Look through the data for the string "Panel". Copy every line where it is found.

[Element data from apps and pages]
- Opening Delimiter -
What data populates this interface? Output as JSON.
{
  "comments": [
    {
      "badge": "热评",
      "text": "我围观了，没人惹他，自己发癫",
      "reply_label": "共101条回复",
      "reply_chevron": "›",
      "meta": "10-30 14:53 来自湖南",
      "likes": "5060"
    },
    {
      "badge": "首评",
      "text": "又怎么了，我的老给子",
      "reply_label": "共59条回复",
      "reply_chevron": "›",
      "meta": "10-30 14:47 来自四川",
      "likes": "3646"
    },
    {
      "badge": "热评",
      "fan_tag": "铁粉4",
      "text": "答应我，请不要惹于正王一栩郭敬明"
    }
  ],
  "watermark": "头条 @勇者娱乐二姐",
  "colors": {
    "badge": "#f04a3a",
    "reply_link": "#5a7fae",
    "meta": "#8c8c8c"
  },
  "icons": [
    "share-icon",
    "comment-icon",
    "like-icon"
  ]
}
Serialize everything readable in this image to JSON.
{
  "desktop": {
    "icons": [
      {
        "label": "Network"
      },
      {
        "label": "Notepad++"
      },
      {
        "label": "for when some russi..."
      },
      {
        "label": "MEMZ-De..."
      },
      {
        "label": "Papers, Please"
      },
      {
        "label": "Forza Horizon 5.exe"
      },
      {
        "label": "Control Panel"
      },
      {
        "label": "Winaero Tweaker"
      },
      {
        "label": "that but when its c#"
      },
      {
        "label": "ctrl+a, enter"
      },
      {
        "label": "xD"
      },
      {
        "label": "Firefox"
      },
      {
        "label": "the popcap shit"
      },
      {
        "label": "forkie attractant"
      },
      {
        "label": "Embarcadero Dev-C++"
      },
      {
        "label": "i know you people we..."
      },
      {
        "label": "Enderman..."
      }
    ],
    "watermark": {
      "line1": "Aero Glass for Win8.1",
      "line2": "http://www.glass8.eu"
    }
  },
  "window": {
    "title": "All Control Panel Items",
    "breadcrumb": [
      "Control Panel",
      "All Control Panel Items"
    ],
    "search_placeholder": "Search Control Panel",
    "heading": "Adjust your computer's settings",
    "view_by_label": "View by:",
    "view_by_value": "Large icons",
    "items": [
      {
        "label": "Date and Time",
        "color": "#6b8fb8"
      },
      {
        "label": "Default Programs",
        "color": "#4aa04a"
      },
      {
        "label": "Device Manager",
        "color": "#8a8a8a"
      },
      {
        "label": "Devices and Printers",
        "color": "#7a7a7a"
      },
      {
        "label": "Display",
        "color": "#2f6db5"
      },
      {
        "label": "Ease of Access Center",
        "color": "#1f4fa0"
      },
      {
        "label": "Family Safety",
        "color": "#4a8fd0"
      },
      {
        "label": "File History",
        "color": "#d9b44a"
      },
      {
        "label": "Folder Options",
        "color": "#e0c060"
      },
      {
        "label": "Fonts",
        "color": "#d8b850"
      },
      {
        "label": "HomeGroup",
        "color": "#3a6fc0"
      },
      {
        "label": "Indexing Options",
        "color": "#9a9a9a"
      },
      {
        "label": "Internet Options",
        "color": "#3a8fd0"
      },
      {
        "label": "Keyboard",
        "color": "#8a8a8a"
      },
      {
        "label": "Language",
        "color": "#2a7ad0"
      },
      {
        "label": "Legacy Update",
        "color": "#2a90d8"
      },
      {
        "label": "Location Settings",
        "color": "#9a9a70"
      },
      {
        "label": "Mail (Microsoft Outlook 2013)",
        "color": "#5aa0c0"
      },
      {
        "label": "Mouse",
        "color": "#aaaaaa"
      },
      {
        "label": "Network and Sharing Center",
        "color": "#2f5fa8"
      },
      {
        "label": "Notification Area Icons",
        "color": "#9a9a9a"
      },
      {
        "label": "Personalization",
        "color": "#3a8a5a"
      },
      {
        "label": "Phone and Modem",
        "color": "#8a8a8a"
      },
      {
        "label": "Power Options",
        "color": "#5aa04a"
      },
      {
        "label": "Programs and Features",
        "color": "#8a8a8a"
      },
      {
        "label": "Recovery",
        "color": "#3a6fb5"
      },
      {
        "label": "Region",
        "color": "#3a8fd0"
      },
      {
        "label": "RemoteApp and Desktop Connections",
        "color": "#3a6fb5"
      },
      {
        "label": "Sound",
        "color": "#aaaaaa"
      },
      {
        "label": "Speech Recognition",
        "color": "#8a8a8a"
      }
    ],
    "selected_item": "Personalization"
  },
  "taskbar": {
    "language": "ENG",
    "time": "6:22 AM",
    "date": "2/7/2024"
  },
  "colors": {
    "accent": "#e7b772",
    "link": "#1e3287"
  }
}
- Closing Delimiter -
Completed task:
        "label": "Control Panel"
    "title": "All Control Panel Items",
      "Control Panel",
      "All Control Panel Items"
    "search_placeholder": "Search Control Panel",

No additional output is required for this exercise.